It was the first time Obama had used that language about the boming.
On Monday, when he addressed the nation for the first time after two bombs exploded in Boston, Obama spoke in measured, deliberate tones about his conversations with Massachusetts Gov. Deval Patrick and Boston Mayor Tom Menino, and he sternly vowed justice for whoever was responsible, but he didn’t use the word “terrorism.”
Soon after, a White House official told ABC News that any bombing of this kind would be considered an act of terrorism. Senators on the Homeland Security Committee said the attacks bore the hallmarks of terrorism, and Intelligence Committee Chairwoman Dianne Feinstein, D-Calif., told ABC News: “It is a terrorist incident.”
Following the president’s lead, Rep. Michael Capuano, D-Mass., shied away from the “T” word, saying on the House floor before a moment of silence that “Whatever it was, it was a terrible tragedy … no matter how you measure it.”
Regardless of why Obama waited a day to call the attacks “terrorism,” what makes something a terrorist event?
According to David Gomez, a former FBI counterterrorism official, Justice Department protocol automatically classifies bombings of this nature as terrorism cases, partly for jurisdictional purposes: Until deemed otherwise, the FBI (and not Bureau of Alcohol, Tobacco, Firearms and Explosives) handles bombings as terrorism investigations.
“There’s a number of different definitions for ‘terrorism.’ There’s the academic definition, and there are the legal definitions, and then there’s the one that’s used by the FBI, which kind of straddles both,” Gomez told ABC News. “The FBI uses a definition that talks about coercing the civilian population or the government … through violence. … It’s an attempt to change their minds about certain things.”
A former senior assistant special agent-in-charge for counter-terrorism and intelligence at the FBI’s Seattle Field Office, Gomez said the word “terrorism” carries political connotations about a perpetrator’s motive.
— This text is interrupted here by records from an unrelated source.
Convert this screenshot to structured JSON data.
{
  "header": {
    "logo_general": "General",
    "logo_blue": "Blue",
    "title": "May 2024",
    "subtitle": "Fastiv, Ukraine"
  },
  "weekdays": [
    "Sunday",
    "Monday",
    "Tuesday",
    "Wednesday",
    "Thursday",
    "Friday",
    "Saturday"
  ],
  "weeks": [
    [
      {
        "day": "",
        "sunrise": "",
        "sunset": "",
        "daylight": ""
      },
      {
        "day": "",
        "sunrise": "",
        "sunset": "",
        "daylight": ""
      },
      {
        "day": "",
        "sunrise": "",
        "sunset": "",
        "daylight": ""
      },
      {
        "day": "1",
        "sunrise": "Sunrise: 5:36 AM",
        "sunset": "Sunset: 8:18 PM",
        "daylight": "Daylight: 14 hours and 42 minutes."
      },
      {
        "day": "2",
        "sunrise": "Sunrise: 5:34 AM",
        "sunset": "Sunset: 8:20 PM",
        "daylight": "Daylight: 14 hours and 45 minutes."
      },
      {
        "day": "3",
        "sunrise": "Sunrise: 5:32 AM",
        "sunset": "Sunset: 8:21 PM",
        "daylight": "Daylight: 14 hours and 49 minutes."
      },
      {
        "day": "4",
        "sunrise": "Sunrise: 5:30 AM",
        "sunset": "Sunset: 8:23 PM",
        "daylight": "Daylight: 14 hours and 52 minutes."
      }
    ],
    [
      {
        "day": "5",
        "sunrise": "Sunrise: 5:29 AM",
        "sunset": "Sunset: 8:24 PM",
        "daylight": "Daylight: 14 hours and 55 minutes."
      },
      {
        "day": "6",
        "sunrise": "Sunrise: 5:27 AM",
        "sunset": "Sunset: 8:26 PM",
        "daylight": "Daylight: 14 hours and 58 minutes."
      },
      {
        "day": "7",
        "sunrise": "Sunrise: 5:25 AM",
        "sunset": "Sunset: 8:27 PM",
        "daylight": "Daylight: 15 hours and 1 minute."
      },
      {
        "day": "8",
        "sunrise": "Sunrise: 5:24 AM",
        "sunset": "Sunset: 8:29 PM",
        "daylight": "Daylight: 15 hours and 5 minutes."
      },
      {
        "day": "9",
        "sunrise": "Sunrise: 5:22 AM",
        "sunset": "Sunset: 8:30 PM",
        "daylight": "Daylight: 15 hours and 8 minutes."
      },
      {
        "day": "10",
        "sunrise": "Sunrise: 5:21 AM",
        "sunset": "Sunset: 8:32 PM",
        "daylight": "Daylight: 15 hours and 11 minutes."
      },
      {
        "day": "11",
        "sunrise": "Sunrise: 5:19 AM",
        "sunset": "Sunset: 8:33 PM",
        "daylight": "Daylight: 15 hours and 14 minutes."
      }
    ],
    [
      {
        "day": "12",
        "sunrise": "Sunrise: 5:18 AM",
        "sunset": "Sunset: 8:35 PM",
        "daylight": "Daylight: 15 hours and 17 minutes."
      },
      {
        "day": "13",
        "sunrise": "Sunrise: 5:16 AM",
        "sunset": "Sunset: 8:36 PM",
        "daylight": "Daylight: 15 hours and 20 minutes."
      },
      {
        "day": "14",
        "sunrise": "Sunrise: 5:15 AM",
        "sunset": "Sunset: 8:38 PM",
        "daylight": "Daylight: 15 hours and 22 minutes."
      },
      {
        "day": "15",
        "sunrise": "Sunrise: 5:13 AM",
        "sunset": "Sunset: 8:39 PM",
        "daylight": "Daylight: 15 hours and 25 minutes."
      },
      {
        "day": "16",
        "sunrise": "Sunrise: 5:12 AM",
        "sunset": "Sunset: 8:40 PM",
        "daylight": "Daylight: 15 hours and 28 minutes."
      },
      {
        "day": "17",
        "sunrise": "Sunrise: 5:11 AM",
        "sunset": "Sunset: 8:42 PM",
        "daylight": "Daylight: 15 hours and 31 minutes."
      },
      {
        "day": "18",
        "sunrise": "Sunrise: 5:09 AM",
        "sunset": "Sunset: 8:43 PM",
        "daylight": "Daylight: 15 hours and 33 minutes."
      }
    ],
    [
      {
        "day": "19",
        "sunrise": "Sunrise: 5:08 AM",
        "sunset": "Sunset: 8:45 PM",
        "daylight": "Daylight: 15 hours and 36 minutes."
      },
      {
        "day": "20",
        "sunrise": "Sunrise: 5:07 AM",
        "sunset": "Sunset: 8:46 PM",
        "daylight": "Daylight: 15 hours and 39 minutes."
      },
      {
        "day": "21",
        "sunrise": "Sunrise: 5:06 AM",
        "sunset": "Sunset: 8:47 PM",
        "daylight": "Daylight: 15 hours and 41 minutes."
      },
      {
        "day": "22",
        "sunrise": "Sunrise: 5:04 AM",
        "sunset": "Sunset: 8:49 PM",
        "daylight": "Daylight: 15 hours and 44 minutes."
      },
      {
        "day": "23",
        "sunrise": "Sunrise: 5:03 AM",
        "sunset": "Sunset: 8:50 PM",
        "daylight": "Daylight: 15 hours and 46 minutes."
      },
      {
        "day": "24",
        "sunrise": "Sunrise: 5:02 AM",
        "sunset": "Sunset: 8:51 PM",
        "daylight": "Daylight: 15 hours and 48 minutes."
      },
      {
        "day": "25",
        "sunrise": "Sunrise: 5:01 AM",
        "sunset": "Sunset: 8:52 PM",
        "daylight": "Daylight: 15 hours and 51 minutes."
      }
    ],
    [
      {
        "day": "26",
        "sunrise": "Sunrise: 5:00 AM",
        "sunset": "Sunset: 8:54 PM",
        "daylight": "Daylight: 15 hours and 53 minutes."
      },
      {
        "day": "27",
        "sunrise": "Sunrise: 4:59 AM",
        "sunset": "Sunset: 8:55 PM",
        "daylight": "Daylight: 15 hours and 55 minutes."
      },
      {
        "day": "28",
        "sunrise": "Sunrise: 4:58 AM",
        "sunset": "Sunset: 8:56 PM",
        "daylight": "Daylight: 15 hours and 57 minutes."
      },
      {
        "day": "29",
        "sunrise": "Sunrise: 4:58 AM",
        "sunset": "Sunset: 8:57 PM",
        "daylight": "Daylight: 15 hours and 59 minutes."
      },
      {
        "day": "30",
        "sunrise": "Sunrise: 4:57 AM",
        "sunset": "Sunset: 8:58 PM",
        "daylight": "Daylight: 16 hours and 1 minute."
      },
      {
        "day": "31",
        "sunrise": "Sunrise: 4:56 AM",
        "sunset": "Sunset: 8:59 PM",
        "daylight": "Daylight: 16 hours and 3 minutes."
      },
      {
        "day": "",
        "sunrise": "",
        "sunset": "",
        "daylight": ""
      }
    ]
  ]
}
Newtown, Conn., shooter Adam Lanza, for instance, was not a terrorist because he wasn’t trying to communicate a message to the public or the government.
“He was sending a message, but it wasn’t about politics. It was about his own mental illness,” Gomez said.
Under Gomez’s definition, the Boston attacks will be aptly deemed “terrorism” if the assumed motives of public intimidation are found to be correct.
“For example, what if the guy who [placed] the bomb was trying to murder a specific person in the race?” Gomez asked. “That’s not terrorism — he was not trying to send a message or influence policy.”
Forensic investigators don’t think about the word, Gomez told ABC.
“The guys at the crime scene don’t care what label you put on it,” Gomez said. “They’re concerned with solving a specific crime, and that’s bombing and murder.”